By Basma Tharwat
El-Welely for Agriculture Crops, a subsidiary of El-Weley Group for Investment, achieved $10m in exports from the beginning of the year to the end of August.
Magdy El-Welely, CEO the group and member of the Agriculture Export Council, said food industry development begins with attention to agriculture and raising its ability to provide quality raw materials for the industrial sector.
He called for the state to pay attention to the issue of climate change and the significant rise in temperature and its impact on crops, especially summer crops.
The Ministry of Agriculture is expected to reconsider the timing of the cultivation of many agricultural crops, especially after many of them were damaged, added Magdy.
He also pointed to many of the obstacles facing investors, most notably the monetary policy of the Central Bank of Egypt (CBE) regarding the non-provision of the dollar in banks and limiting the maximum daily deposit to $10,000 per day and $50,000 per month. This is in addition to the bureaucratic crisis and the instability of the economic and political situation, said Magdy.
El-Welely said that government actions have halted EGP 75m in investments that the group intended to pump into projects in the fourth industrial zone in the Burj Al-Arab for the establishment of two projects. The first project is of EGP 50m in investments, to produce honey glucose from broken rice, and the second is for recycling waste resulting from milling rice with investments worth EGP 25m.
The production capacity of the company’s rice mills is 600,000 tonnes of barley rice a day, but the factories do not work more than 30% of the production capacity, since the decision to suspend the exporting of rice last year, added El-Welely.
He explained that the company’s exports have declined this year.
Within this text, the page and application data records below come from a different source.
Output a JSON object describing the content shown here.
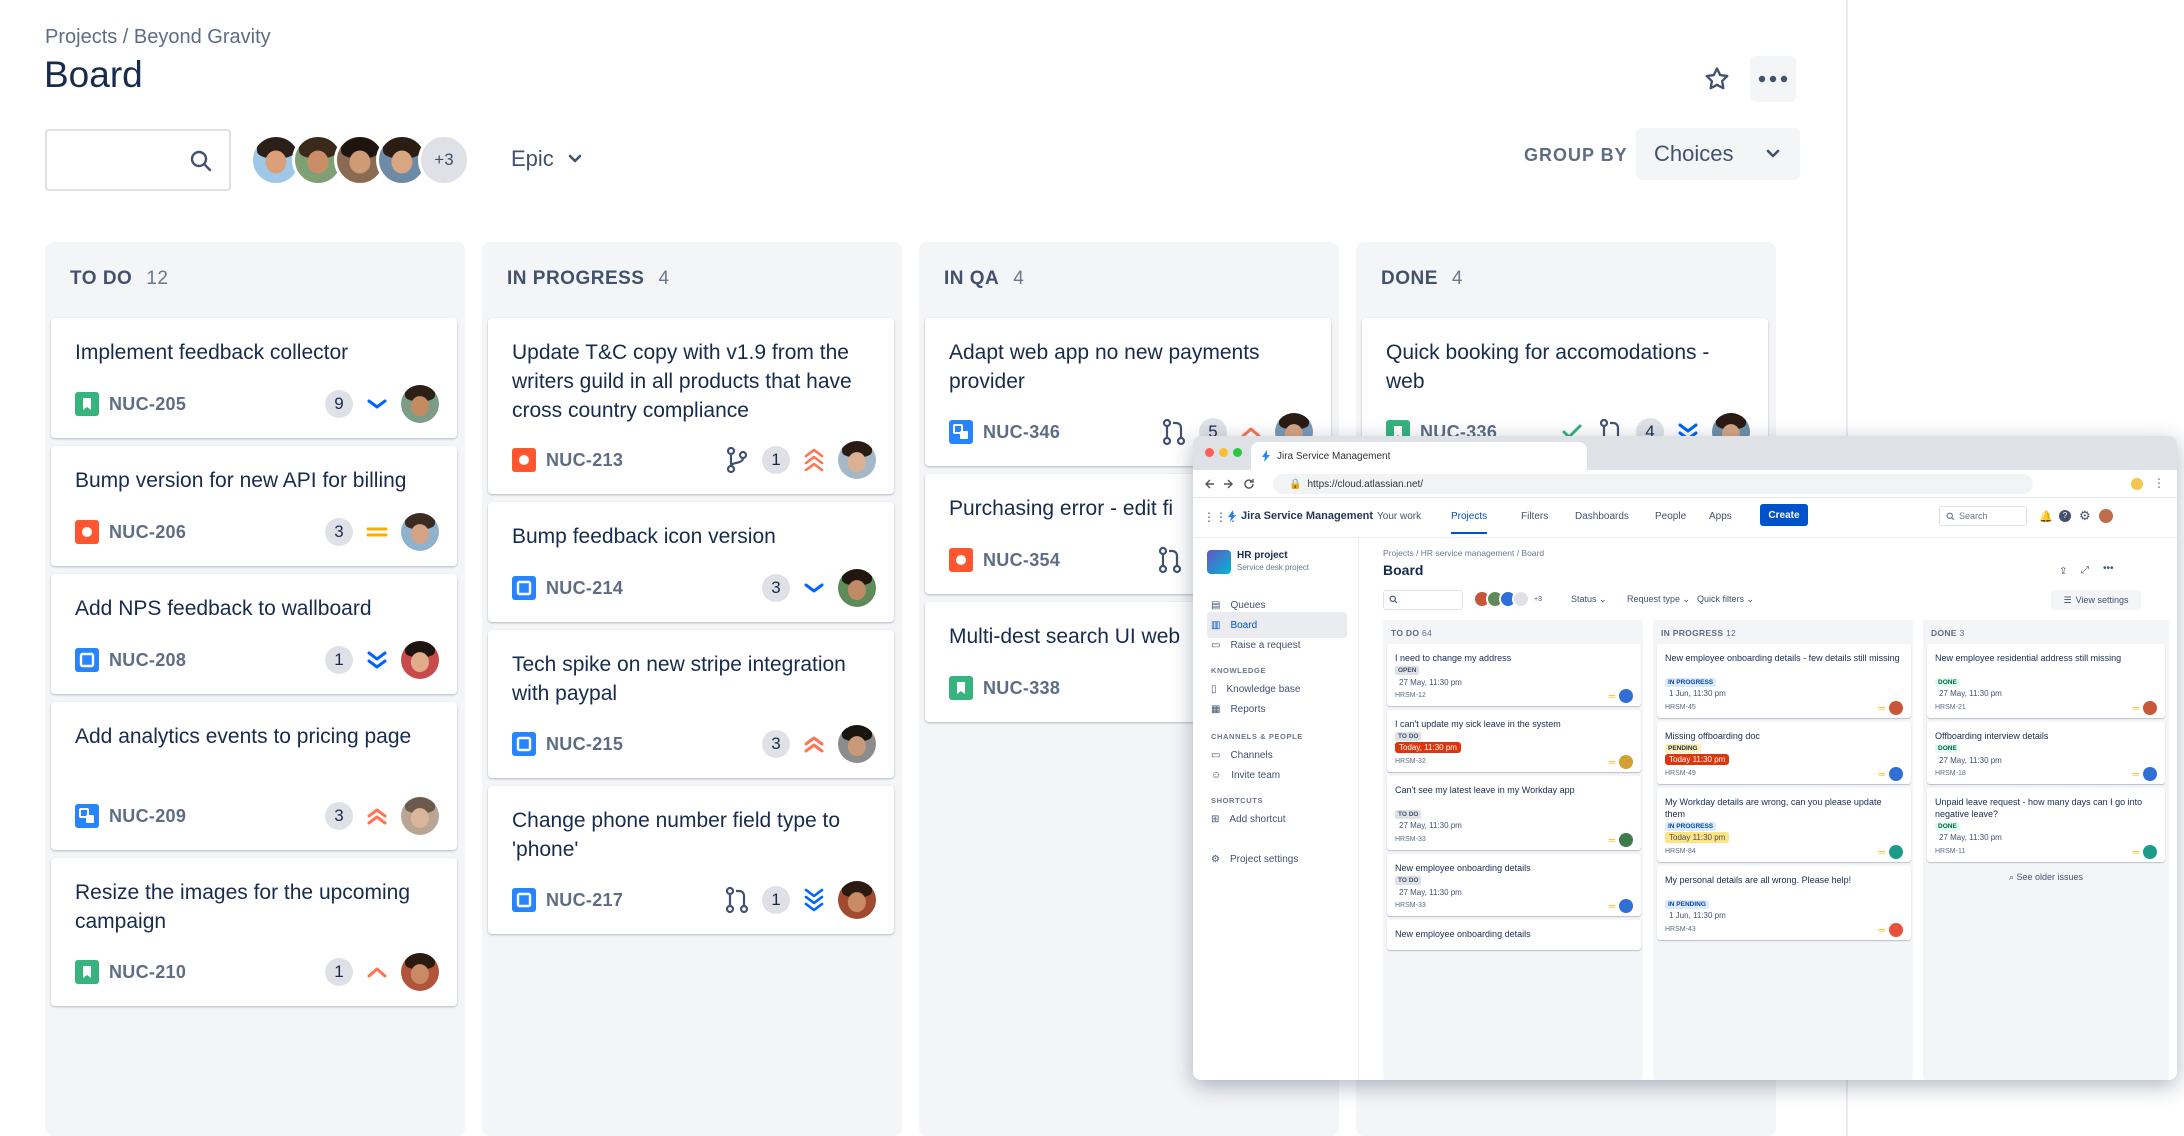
{
  "breadcrumb": "Projects / Beyond Gravity",
  "page_title": "Board",
  "search": {
    "placeholder": ""
  },
  "avatars_more": "+3",
  "epic_filter": "Epic",
  "group_by": {
    "label": "GROUP BY",
    "value": "Choices"
  },
  "columns": [
    {
      "title": "TO DO",
      "count": "12",
      "cards": [
        {
          "title": "Implement feedback collector",
          "key": "NUC-205",
          "type": "story",
          "badge": "9",
          "priority": "low"
        },
        {
          "title": "Bump version for new API for billing",
          "key": "NUC-206",
          "type": "bug",
          "badge": "3",
          "priority": "medium"
        },
        {
          "title": "Add NPS feedback to wallboard",
          "key": "NUC-208",
          "type": "task",
          "badge": "1",
          "priority": "lowest"
        },
        {
          "title": "Add analytics events to pricing page",
          "key": "NUC-209",
          "type": "subtask",
          "badge": "3",
          "priority": "high"
        },
        {
          "title": "Resize the images for the upcoming campaign",
          "key": "NUC-210",
          "type": "story",
          "badge": "1",
          "priority": "medium-high"
        }
      ]
    },
    {
      "title": "IN PROGRESS",
      "count": "4",
      "cards": [
        {
          "title": "Update T&C copy with v1.9 from the writers guild in all products that have cross country compliance",
          "key": "NUC-213",
          "type": "bug",
          "badge": "1",
          "priority": "highest"
        },
        {
          "title": "Bump feedback icon version",
          "key": "NUC-214",
          "type": "task",
          "badge": "3",
          "priority": "low"
        },
        {
          "title": "Tech spike on new stripe integration with paypal",
          "key": "NUC-215",
          "type": "task",
          "badge": "3",
          "priority": "high"
        },
        {
          "title": "Change phone number field type to 'phone'",
          "key": "NUC-217",
          "type": "task",
          "badge": "1",
          "priority": "lowest"
        }
      ]
    },
    {
      "title": "IN QA",
      "count": "4",
      "cards": [
        {
          "title": "Adapt web app no new payments provider",
          "key": "NUC-346",
          "type": "subtask",
          "badge": "5",
          "priority": "medium-high"
        },
        {
          "title": "Purchasing error - edit fi",
          "key": "NUC-354",
          "type": "bug",
          "badge": "",
          "priority": ""
        },
        {
          "title": "Multi-dest search UI web",
          "key": "NUC-338",
          "type": "story",
          "badge": "",
          "priority": ""
        }
      ]
    },
    {
      "title": "DONE",
      "count": "4",
      "cards": [
        {
          "title": "Quick booking for accomodations - web",
          "key": "NUC-336",
          "type": "story",
          "badge": "4",
          "priority": "lowest"
        }
      ]
    }
  ],
  "inset": {
    "tab_title": "Jira Service Management",
    "url": "https://cloud.atlassian.net/",
    "product": "Jira Service Management",
    "nav": [
      "Your work",
      "Projects",
      "Filters",
      "Dashboards",
      "People",
      "Apps"
    ],
    "create": "Create",
    "search_placeholder": "Search",
    "project_name": "HR project",
    "project_type": "Service desk project",
    "sidebar": {
      "items": [
        "Queues",
        "Board",
        "Raise a request"
      ],
      "knowledge_label": "KNOWLEDGE",
      "knowledge": [
        "Knowledge base",
        "Reports"
      ],
      "channels_label": "CHANNELS & PEOPLE",
      "channels": [
        "Channels",
        "Invite team"
      ],
      "shortcuts_label": "SHORTCUTS",
      "shortcuts": [
        "Add shortcut"
      ],
      "settings": "Project settings"
    },
    "breadcrumb": "Projects  /  HR service management  /  Board",
    "title": "Board",
    "filters": {
      "more": "+3",
      "status": "Status",
      "request_type": "Request type",
      "quick_filters": "Quick filters",
      "view_settings": "View settings"
    },
    "columns": [
      {
        "title": "TO DO",
        "count": "64",
        "cards": [
          {
            "title": "I need to change my address",
            "status": "OPEN",
            "date": "27 May, 11:30 pm",
            "key": "HRSM-12"
          },
          {
            "title": "I can't update my sick leave in the system",
            "status": "TO DO",
            "date": "Today, 11:30 pm",
            "key": "HRSM-32"
          },
          {
            "title": "Can't see my latest leave in my Workday app",
            "status": "TO DO",
            "date": "27 May, 11:30 pm",
            "key": "HRSM-33"
          },
          {
            "title": "New employee onboarding details",
            "status": "TO DO",
            "date": "27 May, 11:30 pm",
            "key": "HRSM-33"
          },
          {
            "title": "New employee onboarding details",
            "status": "",
            "date": "",
            "key": ""
          }
        ]
      },
      {
        "title": "IN PROGRESS",
        "count": "12",
        "cards": [
          {
            "title": "New employee onboarding details - few details still missing",
            "status": "IN PROGRESS",
            "date": "1 Jun, 11:30 pm",
            "key": "HRSM-45"
          },
          {
            "title": "Missing offboarding doc",
            "status": "PENDING",
            "date": "Today 11:30 pm",
            "key": "HRSM-49"
          },
          {
            "title": "My Workday details are wrong, can you please update them",
            "status": "IN PROGRESS",
            "date": "Today 11:30 pm",
            "key": "HRSM-84"
          },
          {
            "title": "My personal details are all wrong. Please help!",
            "status": "IN PENDING",
            "date": "1 Jun, 11:30 pm",
            "key": "HRSM-43"
          }
        ]
      },
      {
        "title": "DONE",
        "count": "3",
        "cards": [
          {
            "title": "New employee residential address still missing",
            "status": "DONE",
            "date": "27 May, 11:30 pm",
            "key": "HRSM-21"
          },
          {
            "title": "Offboarding interview details",
            "status": "DONE",
            "date": "27 May, 11:30 pm",
            "key": "HRSM-18"
          },
          {
            "title": "Unpaid leave request - how many days can I go into negative leave?",
            "status": "DONE",
            "date": "27 May, 11:30 pm",
            "key": "HRSM-11"
          }
        ]
      }
    ],
    "older": "See older issues"
  },
  "colors": {
    "story": "#36b37e",
    "bug": "#ff5630",
    "task": "#2684ff",
    "subtask": "#2684ff",
    "accent": "#0052cc"
  }
}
Since the beginning of the year to August, the company’s total exports reached $10m, whereas last year they were worth $28m, setting an extremely difficult target to reach by the end of the year, said El-Welely.
He pointed out that the company was targeting $30m in exports by the end of the year, but political disorder in certain Arab countries, such as Syria, Libya and Iraq, have affected export, in addition to the low price of the euro, which has led to a decline in the value of exports.
The suspension of rice exports impacted the size of the company’s business, since it accounts for 70% of the company’s total exports, and it is also considered one of the most important factors that led to the decline in exports, due to the unfair conditions set by the Ministry of Industry and Foreign Trade in October last year, said El-Welely.
El-Welely welcomed opening the door for exporting rice once more in exchange for imposing an export levy of about EGP 2,000 per tonne, according to the Minister of Industry’s decision earlier this month.
“There are barriers to rice exporters represented in raising the price of Egyptian rice in the global markets, compared to some markets such as Italy, which is priced at €650 per tonne, and India at $350 per tonne, compared to the $750 per tonne for Egyptian rice, which weakens its competitiveness,” he continued.
El-Welely added that the rising temperatures during the year increased the percentage of broken rice by 35%, compared with a maximum of 10% during the past years, which will affect its quality and price by at least 60%.
He explained that due to the decline in exports during the last exporting season, the volume of exports did not exceed 33,000 tonnes which will make it difficult for exporters to open new markets throughout this season, especially after losing the most important export markets.
He pointed out that Syria and Libya acquired 400,000 tonnes of the total export of Egyptian rice, whereas Turkey acquired 600,000 tonnes, pointing to Turkey’s intention to import rice and barley and manufacture them locally.
The European Union countries depend on importing rice from countries such as Italy and Greece, given the customs exemptions applied in all EU countries.
He excluded the possibility of marketing large quantities of Egyptian rice through Arab countries such as Kuwait and Qatar, because of their preference for long-grain rice rather than short-grain Egyptian rice.
The volume of production of this season is 6.4m tonnes of barley rice for the production of 3.6m tonnes of white rice, along with the presence of stock from the previous season that amounts to up to 500,000 tonnes, while the volume of consumption is of no more than 3.5m tonnes.
The company is keen on participating in foreign exhibitions, where a large number of companies from different countries are gathered. For the 10th year in a row, El-Welely Group is participating in Anuga exhibition to promote the export of broken rice to several European countries, in addition to North African countries, such as Algeria and Morocco specifically. Broken rice is used in many food industries, such as baby formula, starch and glucose, said El-Welely.
He pointed to the necessity of paying attention to agriculture and achieving self-sufficiency in staple crops, rather than relying on imports. Egypt is import-dependent for various crops, such as wheat, corn, beans and chickpeas.
He also pointed to the importance of educating farmers not to use harmful pesticides or any other materials that may result in crop damage, as 40% of the production of white bean crop is damaged because some farmers use materials that speed up the rate of spoiling.